"We are increasing our focus on the products and services that our consumers value most while continuing to invest in the innovation that has always defined Nokia."
He said more than a third of the global job cuts, to be completed by the end of 2013, will be in Finland, but pledged to keep the company's corporate headquarters in Espoo, near the capital, Helsinki.
Nokia Corp. updated its outlook, saying that heavy competition would continue to hit its smartphone sector, but to a "somewhat greater extent than previously expected" and that the downturn would continue in the third quarter.
At midday Thursday, the stock was 45 cents, or some 16 per cent, at US$2.33 on the New York Stock Exchange.
The loss-making company has been struggling against fierce competition from Apple Inc.'s iPhone and other makers using Google Inc.'s popular Android software, including Samsung Electronics Co. and HTC of Taiwan. It is also being squeezed in the low-end by Asian manufacturers making cheaper phones, such as China's ZTE.
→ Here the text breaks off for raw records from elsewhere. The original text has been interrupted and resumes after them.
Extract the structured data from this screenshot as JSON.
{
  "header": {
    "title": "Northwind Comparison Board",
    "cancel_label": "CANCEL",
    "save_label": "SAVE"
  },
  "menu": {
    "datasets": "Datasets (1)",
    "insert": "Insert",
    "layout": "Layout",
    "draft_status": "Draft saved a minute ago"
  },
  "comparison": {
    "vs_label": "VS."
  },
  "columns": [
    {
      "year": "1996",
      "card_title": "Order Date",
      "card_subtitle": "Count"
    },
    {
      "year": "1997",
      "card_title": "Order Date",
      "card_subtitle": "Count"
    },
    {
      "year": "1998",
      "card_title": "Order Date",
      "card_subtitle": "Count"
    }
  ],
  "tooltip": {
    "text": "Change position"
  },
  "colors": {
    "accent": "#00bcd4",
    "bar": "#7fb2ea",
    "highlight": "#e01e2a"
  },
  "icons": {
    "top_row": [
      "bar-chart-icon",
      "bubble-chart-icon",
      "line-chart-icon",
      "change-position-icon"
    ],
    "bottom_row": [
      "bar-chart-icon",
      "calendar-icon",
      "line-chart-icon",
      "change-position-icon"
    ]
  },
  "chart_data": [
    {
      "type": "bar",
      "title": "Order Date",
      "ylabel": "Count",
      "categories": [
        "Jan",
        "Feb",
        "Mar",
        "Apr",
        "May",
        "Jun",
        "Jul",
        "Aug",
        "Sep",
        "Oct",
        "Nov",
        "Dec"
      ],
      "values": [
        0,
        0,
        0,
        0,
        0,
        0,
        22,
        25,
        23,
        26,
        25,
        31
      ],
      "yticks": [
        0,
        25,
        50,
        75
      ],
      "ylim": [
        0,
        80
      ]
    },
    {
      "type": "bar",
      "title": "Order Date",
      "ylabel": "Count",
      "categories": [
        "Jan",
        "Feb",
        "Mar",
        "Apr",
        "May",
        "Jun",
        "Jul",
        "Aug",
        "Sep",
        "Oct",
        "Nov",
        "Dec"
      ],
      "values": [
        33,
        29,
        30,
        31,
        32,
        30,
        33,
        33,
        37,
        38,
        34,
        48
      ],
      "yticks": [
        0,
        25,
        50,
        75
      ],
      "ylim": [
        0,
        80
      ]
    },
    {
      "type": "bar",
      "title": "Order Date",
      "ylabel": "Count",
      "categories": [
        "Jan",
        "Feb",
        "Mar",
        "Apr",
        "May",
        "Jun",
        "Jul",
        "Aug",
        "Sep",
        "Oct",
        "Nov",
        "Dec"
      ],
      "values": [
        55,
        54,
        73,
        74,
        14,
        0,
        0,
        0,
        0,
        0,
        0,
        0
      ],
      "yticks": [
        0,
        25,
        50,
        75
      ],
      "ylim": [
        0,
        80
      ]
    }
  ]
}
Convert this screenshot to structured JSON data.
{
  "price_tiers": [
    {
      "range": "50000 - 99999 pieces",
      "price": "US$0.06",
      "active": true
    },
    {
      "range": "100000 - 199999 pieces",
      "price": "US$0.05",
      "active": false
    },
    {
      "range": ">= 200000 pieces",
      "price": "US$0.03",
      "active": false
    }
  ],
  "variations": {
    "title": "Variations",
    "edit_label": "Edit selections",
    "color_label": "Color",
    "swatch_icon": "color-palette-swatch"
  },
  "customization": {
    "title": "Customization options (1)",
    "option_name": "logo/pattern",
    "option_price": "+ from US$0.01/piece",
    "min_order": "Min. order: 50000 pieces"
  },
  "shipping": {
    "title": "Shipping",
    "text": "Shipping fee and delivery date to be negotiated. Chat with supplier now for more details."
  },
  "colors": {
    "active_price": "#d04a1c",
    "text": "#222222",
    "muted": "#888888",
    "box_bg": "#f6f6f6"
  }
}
Markets had been expecting Nokia to signal some improvement in its earnings expectations for this year after it joined forces with Microsoft Corp. in 2011, launching several Windows Phone 7 models, including its Lumia range. But its outlook bodes ill for the company that had been the No. 1 cellphone maker for 14 years.
The Espoo-based company said that although it plans "significant" cuts in operating expenses, it will continue to focus on smartphones as well as cheaper feature phones and intends to expand location-based services.
Nokia also announced that private equity group EQT VI had agreed to acquire Vertu, its global luxury phone brand, but that the Finnish company would keep a 10 per cent minority shareholding. No financial terms were announced.
The company said it would also conduct an overhaul of its management team, with two long-time members of its top leadership - Mary McDowell, the head of the struggling mobile phones unit and Niklas Savander, head of the markets sector — leaving the company at the end of June. Chief marketing officer and brand manager Jerri DeWard, who joined Nokia in January 2011 will also step down.
Chris Weber, the current head of Nokia's U.S. operations, will take over sales and marketing on July 1.
In April, Nokia announced one of its worst quarterly results ever, blaming tough competition for a €929-million net loss in the first quarter as sales plunged, especially in the smartphone market. Last year, it was still the world's top cellphone maker with annual unit sales of some 419 million devices, but in the last quarter of the year it posted a net loss of €1.07 billion, a marked reverse from the €745-million profit a year earlier.
Boston-based Strategy Analytics said Nokia had significantly lost market share in the first quarter to Samsung, which pushed it out as the world's largest seller of cellphones by volume, grabbing a 25 per cent global market share against Nokia's 22 per cent.
It has fared even worse in the smartphone sector against Samsung and Apple by falling to third place in the first quarter of the year with sales of 12 million units against Samsung's 44.5 million and Apple's 35 million.
"Nokia is significantly increasing its cost reduction target for devices and services in support of the streamlined strategy announced today," said CFO Timo Ihamuotila. "With these planned actions, we believe our devices (and) services business has a clear path to profitability. Nokia intends to maintain its strong financial position while proceeding aggressively with actions aimed at creating shareholder value."
Last year, Nokia announced more than 10,000 layoffs, aimed at cutting operating expenses by €1 billion ($1.31 billion) by 2013. Thursday's savings aims come on top of those.
— With files from The Canadian Press